A recent search for “Nashotah House” + ghost (not unsurprisingly) brought up my blog. Perhaps I was being bated, but I’ll bite anyway. Who can resist a good ghost story?
A wee history lesson will help to set the scene. Nashotah House is/was a seminary of the Episcopal Church nestled in the woods of what had been the frontier in Wisconsin. Established in 1842, it was originally conceived of as a monastery — an ethos it has tried to maintain ever since. It is a residential campus with both students and faculty required to live on the school grounds. I taught there from 1992 to 2005, long enough to see some strange things.
I admit up-front that I don’t know what to believe about ghosts. Very nearly ubiquitous as a cultural phenomenon (and firmly related to religion), ghosts permeate the human imagination. It is not at all unusual that ghost stories should thrive in a gothic setting like Nashotah; a simple web search will bring out the traditional hauntings of the place, especially those of the black monk. When I made my first visit to campus there were some distinctly creepy vibes that I wrote up as being non-priestly jitters amid the secretive life of the black-robed clergy. For my first two years I would be there for just part of the week, so instead of the usual faculty house to reside in, I was assigned to live in an apartment in Webb Hall. Known simply as “the Fort” for the solidity of its limestone block construction, Webb Hall had been built for a former dean, Rev. Dr. Azel Cole, as a grand three-story residence for the priest and his wife, Betsy. (Episcopal priests can marry, creating a steady siphoning of Roman Catholic priests who love both the liturgy and the ladies.) My apartment was on the third floor of the Fort, the highest point on campus. As the living dean showed me around, I had that oppressive, “something’s not right” feeling, despite the fact that the living room had been newly furnished and had a spectacular view across campus.

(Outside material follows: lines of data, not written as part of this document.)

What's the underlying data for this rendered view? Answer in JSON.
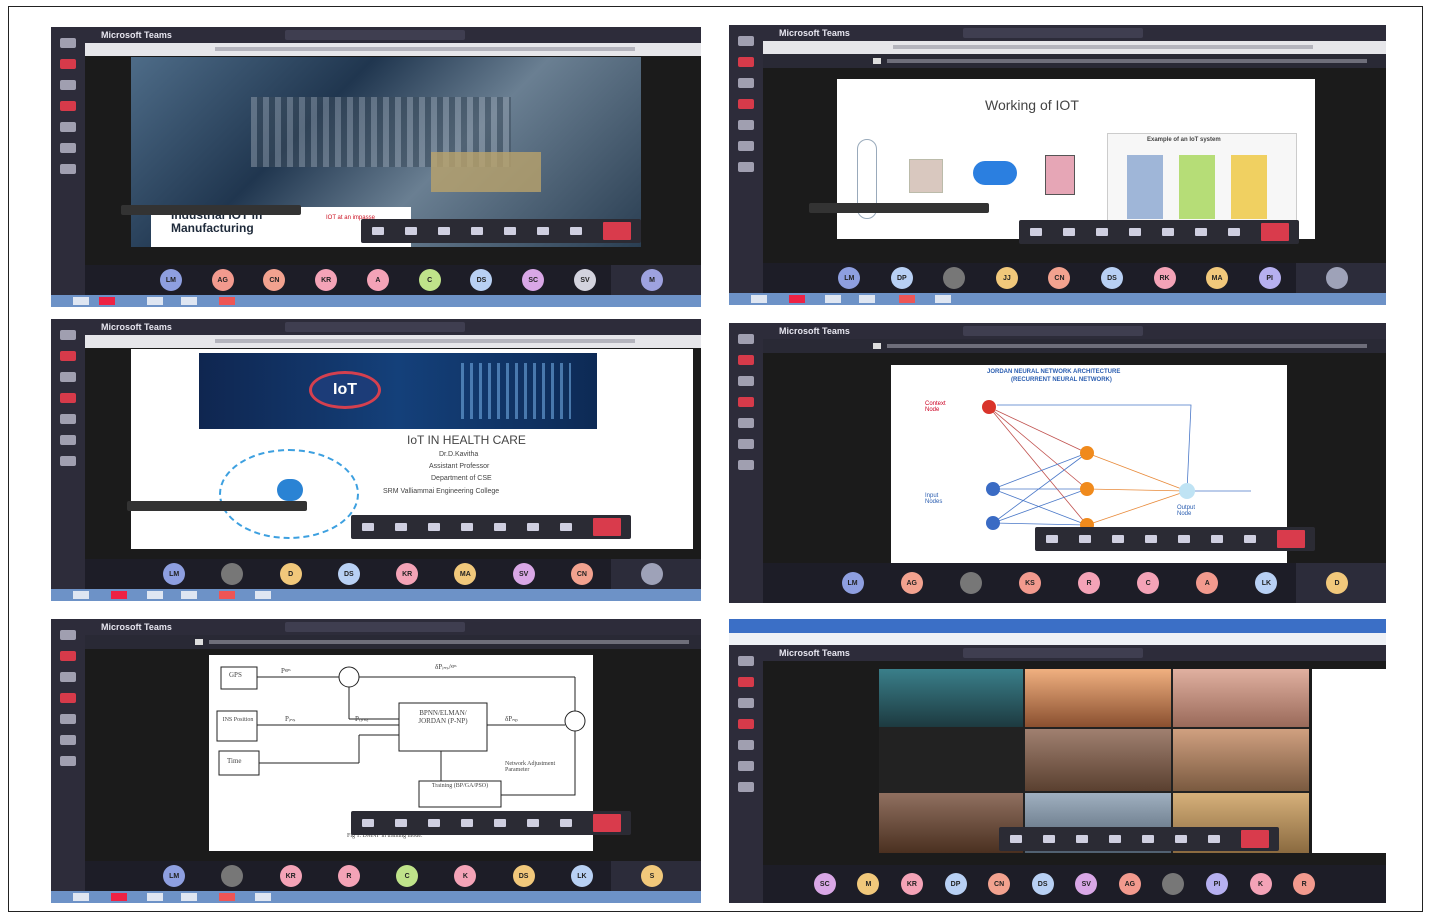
{
  "app_title": "Microsoft Teams",
  "panels": [
    {
      "id": "p1",
      "slide_title_line1": "Industrial IOT in",
      "slide_title_line2": "Manufacturing",
      "slide_tag": "IOT at an impasse",
      "avatars": [
        "LM",
        "AG",
        "CN",
        "KR",
        "A",
        "C",
        "DS",
        "SC",
        "SV"
      ],
      "self_initial": "M"
    },
    {
      "id": "p2",
      "slide_title": "Working of IOT",
      "example_title": "Example of an IoT system",
      "avatars": [
        "LM",
        "DP",
        "",
        "JJ",
        "CN",
        "DS",
        "RK",
        "MA",
        "PI"
      ]
    },
    {
      "id": "p3",
      "iot_logo": "IoT",
      "slide_title": "IoT IN  HEALTH CARE",
      "lines": [
        "Dr.D.Kavitha",
        "Assistant Professor",
        "Department of CSE",
        "SRM Valliammai Engineering College"
      ],
      "avatars": [
        "LM",
        "",
        "D",
        "DS",
        "KR",
        "MA",
        "SV",
        "CN"
      ]
    },
    {
      "id": "p4",
      "slide_title": "JORDAN NEURAL NETWORK ARCHITECTURE",
      "slide_subtitle": "(RECURRENT NEURAL NETWORK)",
      "context_label": "Context Node",
      "input_label": "Input Nodes",
      "output_label": "Output Node",
      "avatars": [
        "LM",
        "AG",
        "",
        "KS",
        "R",
        "C",
        "A",
        "LK"
      ],
      "self_initial": "D"
    },
    {
      "id": "p5",
      "blocks": {
        "gps": "GPS",
        "ins": "INS Position",
        "time": "Time",
        "model": "BPNN/ELMAN/ JORDAN (P-NP)",
        "training": "Training (BP/GA/PSO)",
        "adjust": "Network Adjustment Parameter"
      },
      "labels": {
        "p_gps": "Pᵍᵖˢ",
        "p_ins": "Pᵢₙₛ",
        "p_time": "Pₜᵢₘₑ",
        "dp_top": "δPᵢₙₛ/ᵍᵖˢ",
        "dp_mid": "δPₙₚ"
      },
      "caption": "Fig 1. DMNF in training mode.",
      "avatars": [
        "LM",
        "",
        "KR",
        "R",
        "C",
        "K",
        "DS",
        "LK"
      ],
      "self_initial": "S"
    },
    {
      "id": "p6",
      "avatars": [
        "SC",
        "M",
        "KR",
        "DP",
        "CN",
        "DS",
        "SV",
        "AG",
        "",
        "PI",
        "K",
        "R"
      ]
    }
  ]
}
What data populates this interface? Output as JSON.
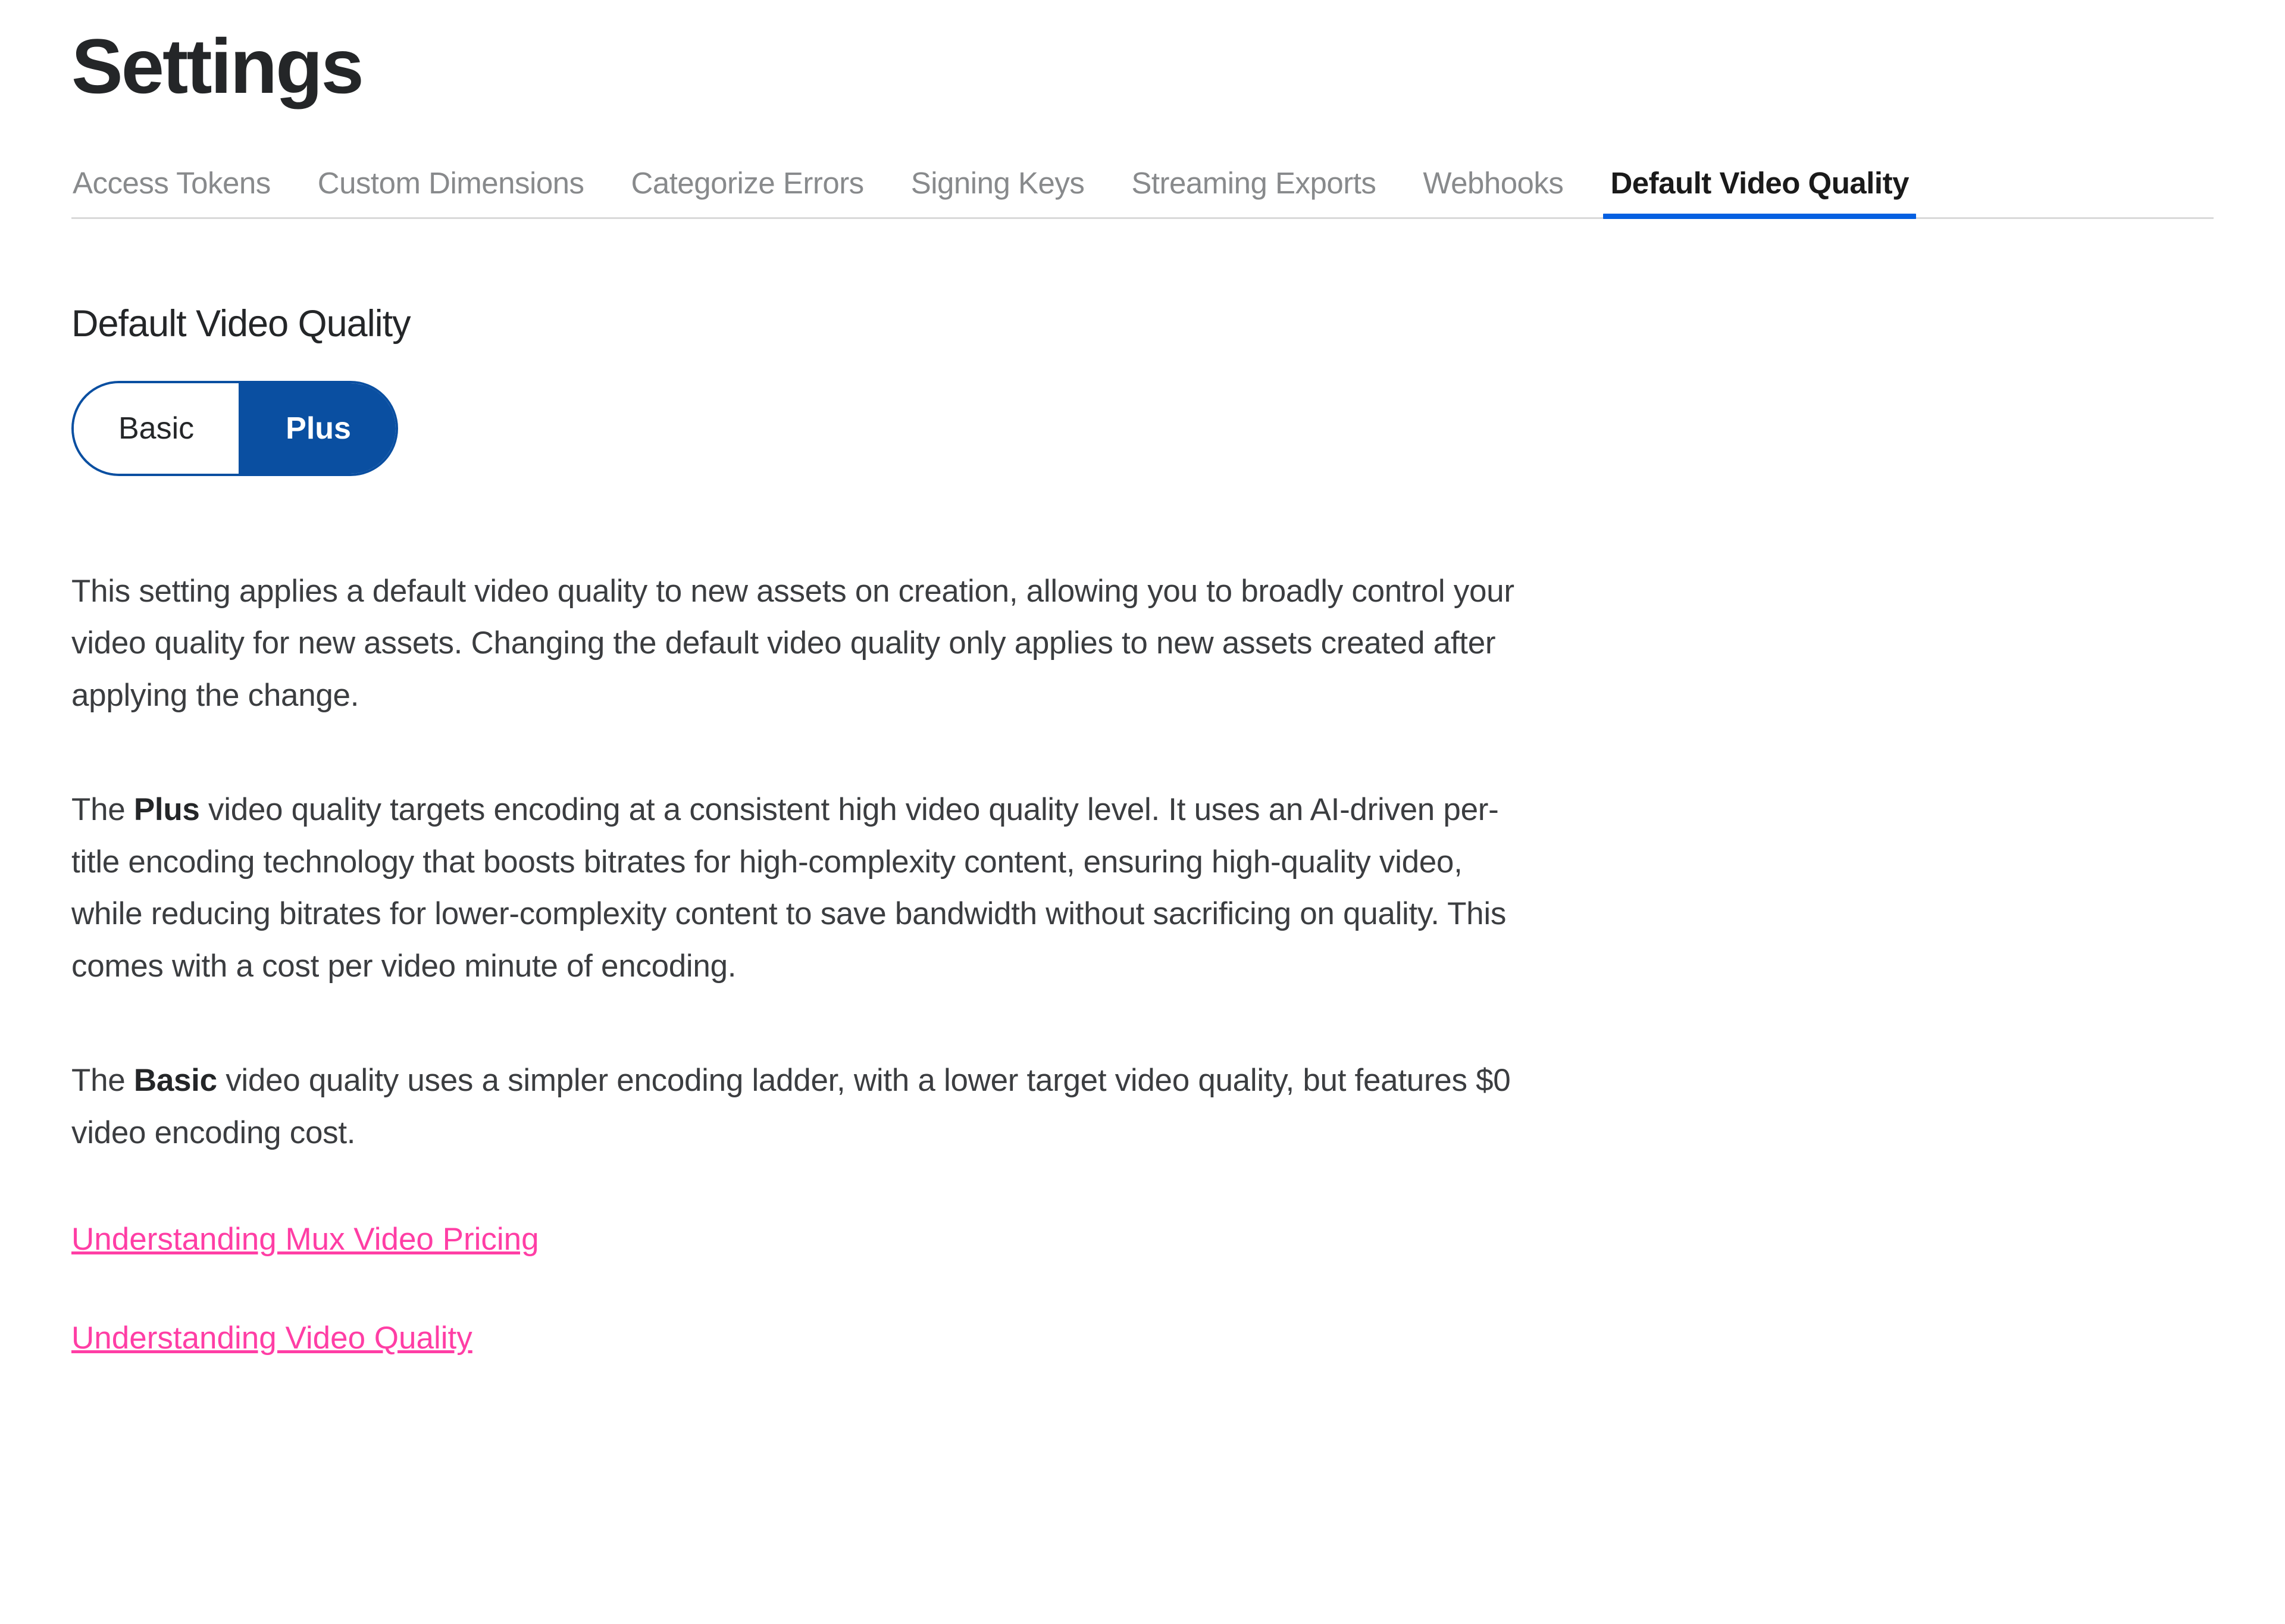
{
  "page_title": "Settings",
  "tabs": [
    {
      "label": "Access Tokens",
      "active": false
    },
    {
      "label": "Custom Dimensions",
      "active": false
    },
    {
      "label": "Categorize Errors",
      "active": false
    },
    {
      "label": "Signing Keys",
      "active": false
    },
    {
      "label": "Streaming Exports",
      "active": false
    },
    {
      "label": "Webhooks",
      "active": false
    },
    {
      "label": "Default Video Quality",
      "active": true
    }
  ],
  "section_heading": "Default Video Quality",
  "quality_toggle": {
    "options": [
      {
        "label": "Basic",
        "selected": false
      },
      {
        "label": "Plus",
        "selected": true
      }
    ]
  },
  "description": {
    "para1": "This setting applies a default video quality to new assets on creation, allowing you to broadly control your video quality for new assets. Changing the default video quality only applies to new assets created after applying the change.",
    "para2_prefix": "The ",
    "para2_bold": "Plus",
    "para2_rest": " video quality targets encoding at a consistent high video quality level. It uses an AI-driven per-title encoding technology that boosts bitrates for high-complexity content, ensuring high-quality video, while reducing bitrates for lower-complexity content to save bandwidth without sacrificing on quality. This comes with a cost per video minute of encoding.",
    "para3_prefix": "The ",
    "para3_bold": "Basic",
    "para3_rest": " video quality uses a simpler encoding ladder, with a lower target video quality, but features $0 video encoding cost."
  },
  "links": [
    "Understanding Mux Video Pricing",
    "Understanding Video Quality"
  ]
}
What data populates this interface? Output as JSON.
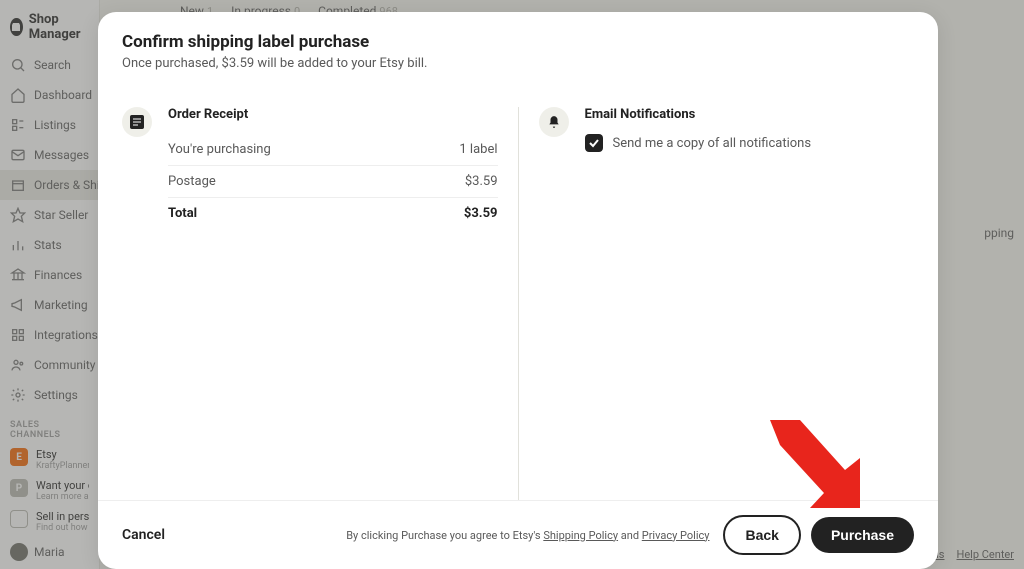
{
  "brand": "Shop Manager",
  "sidebar": {
    "items": [
      {
        "label": "Search"
      },
      {
        "label": "Dashboard"
      },
      {
        "label": "Listings"
      },
      {
        "label": "Messages"
      },
      {
        "label": "Orders & Shipping"
      },
      {
        "label": "Star Seller"
      },
      {
        "label": "Stats"
      },
      {
        "label": "Finances"
      },
      {
        "label": "Marketing"
      },
      {
        "label": "Integrations"
      },
      {
        "label": "Community & Help"
      },
      {
        "label": "Settings"
      }
    ],
    "section": "SALES CHANNELS",
    "channels": [
      {
        "badge": "E",
        "name": "Etsy",
        "sub": "KraftyPlanner"
      },
      {
        "badge": "P",
        "name": "Want your own website?",
        "sub": "Learn more about Pattern"
      },
      {
        "badge": "□",
        "name": "Sell in person",
        "sub": "Find out how with Square"
      }
    ],
    "user": "Maria"
  },
  "bg_tabs": {
    "new": {
      "label": "New",
      "count": "1"
    },
    "in_progress": {
      "label": "In progress",
      "count": "0"
    },
    "completed": {
      "label": "Completed",
      "count": "968"
    }
  },
  "bg_right": "pping",
  "bg_footer": {
    "a": "ns",
    "b": "Help Center"
  },
  "modal": {
    "title": "Confirm shipping label purchase",
    "subtitle": "Once purchased, $3.59 will be added to your Etsy bill.",
    "receipt": {
      "heading": "Order Receipt",
      "rows": [
        {
          "label": "You're purchasing",
          "value": "1 label"
        },
        {
          "label": "Postage",
          "value": "$3.59"
        }
      ],
      "total": {
        "label": "Total",
        "value": "$3.59"
      }
    },
    "notifications": {
      "heading": "Email Notifications",
      "checkbox_label": "Send me a copy of all notifications",
      "checked": true
    },
    "footer": {
      "cancel": "Cancel",
      "disclaimer_pre": "By clicking Purchase you agree to Etsy's ",
      "link1": "Shipping Policy",
      "mid": " and ",
      "link2": "Privacy Policy",
      "back": "Back",
      "purchase": "Purchase"
    }
  }
}
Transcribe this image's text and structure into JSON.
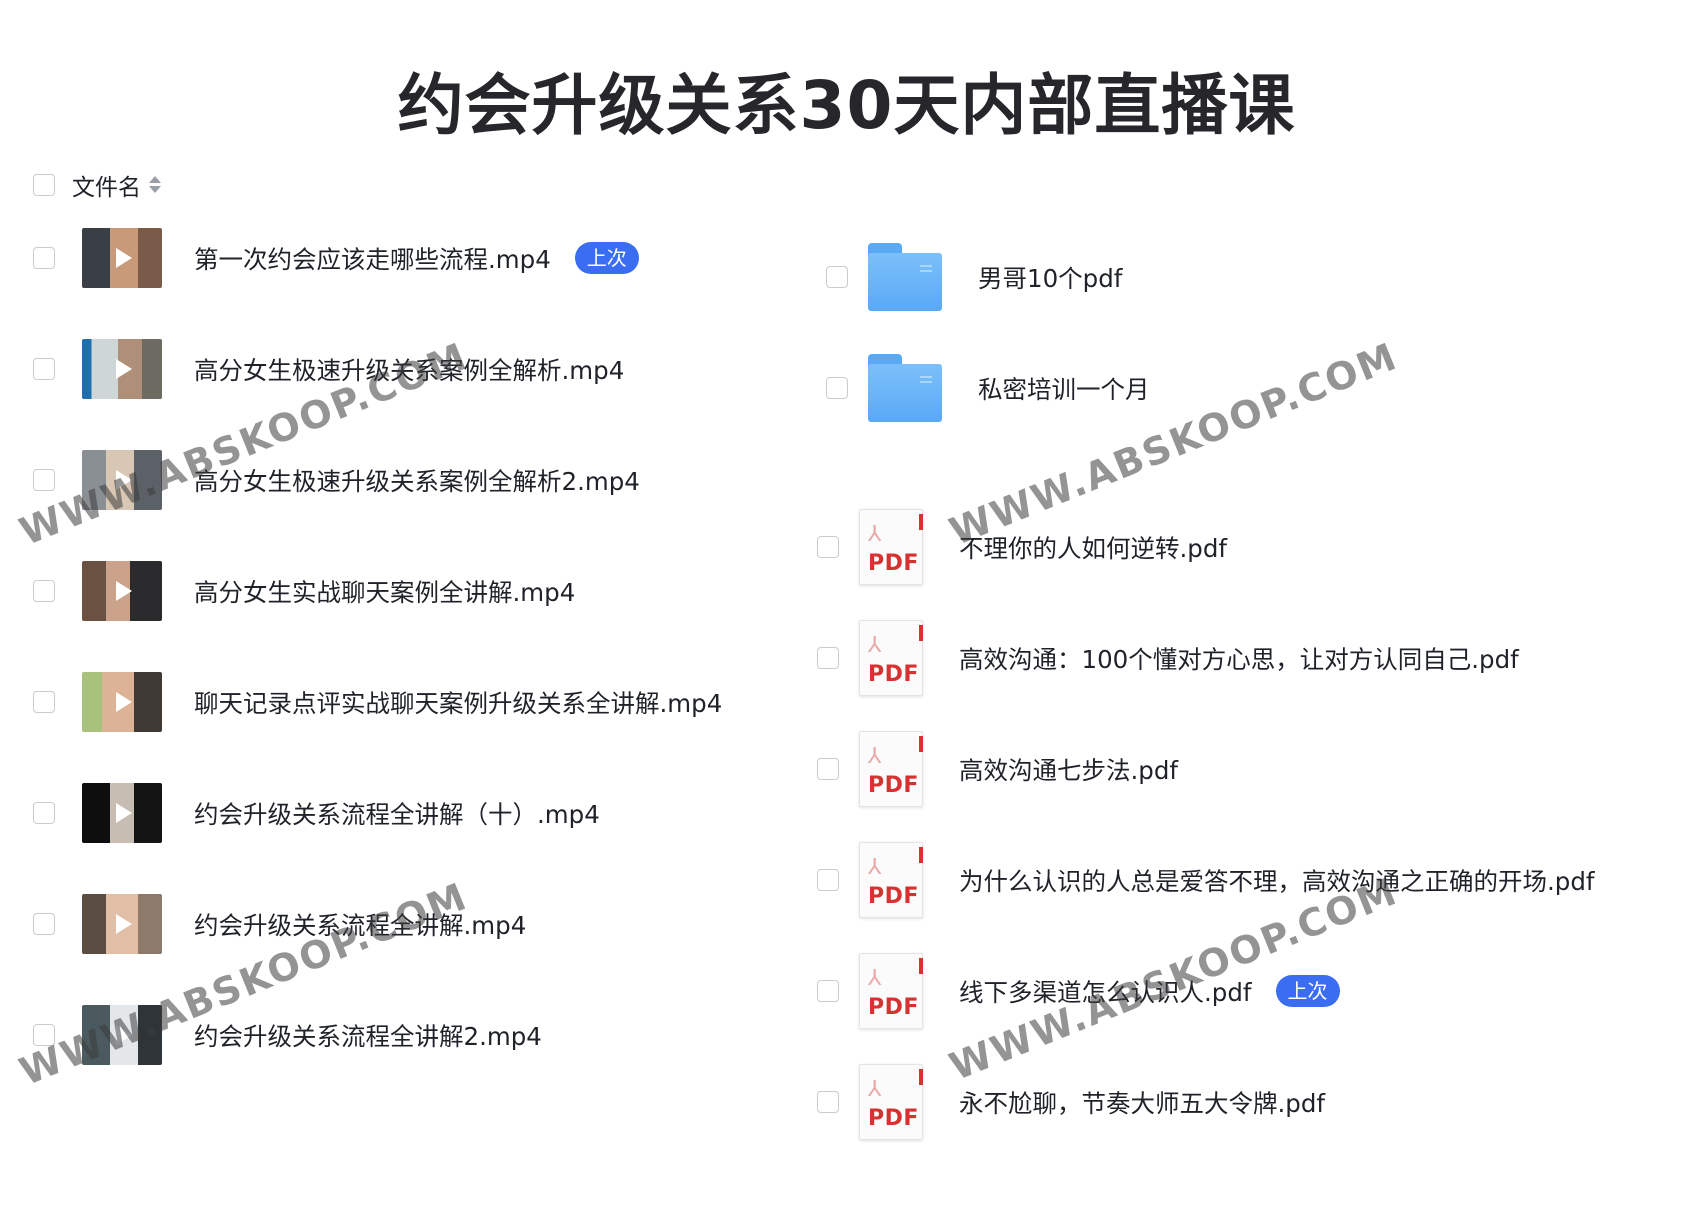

The dean pointed out the amenities of the spacious apartment, but when we reached the kitchen/dining area, we found something unusual. In the very center of the floor was a single dining plate, shattered. The dean muttered something about how the cleaning lady must have missed it on her rounds when she had prepared the apartment for my arrival. Otherwise the apartment was spotless. There was a door leading to a private chapel that Dean Cole had constructed. I was told it was no longer used since the only access was through the apartment, but the dean supposed I would be interested in seeing it. We stepped inside and it was coated with cobwebs and a thick layer of dead black-flies covered the floor, especially near the windows. The dean informed me that it was kept locked to prevent clandestine, unapproved Masses from being performed there by renegade priests on the faculty.
The creepiest room, however, was my bedroom. A spare room (for sleeping only, no doubt), furnished with only a new bed and side-table, it nevertheless felt crowded. When something finally did happen in that room it was after I had moved to a regular faculty residence.
[For the rest of the story please see the Full Essays page]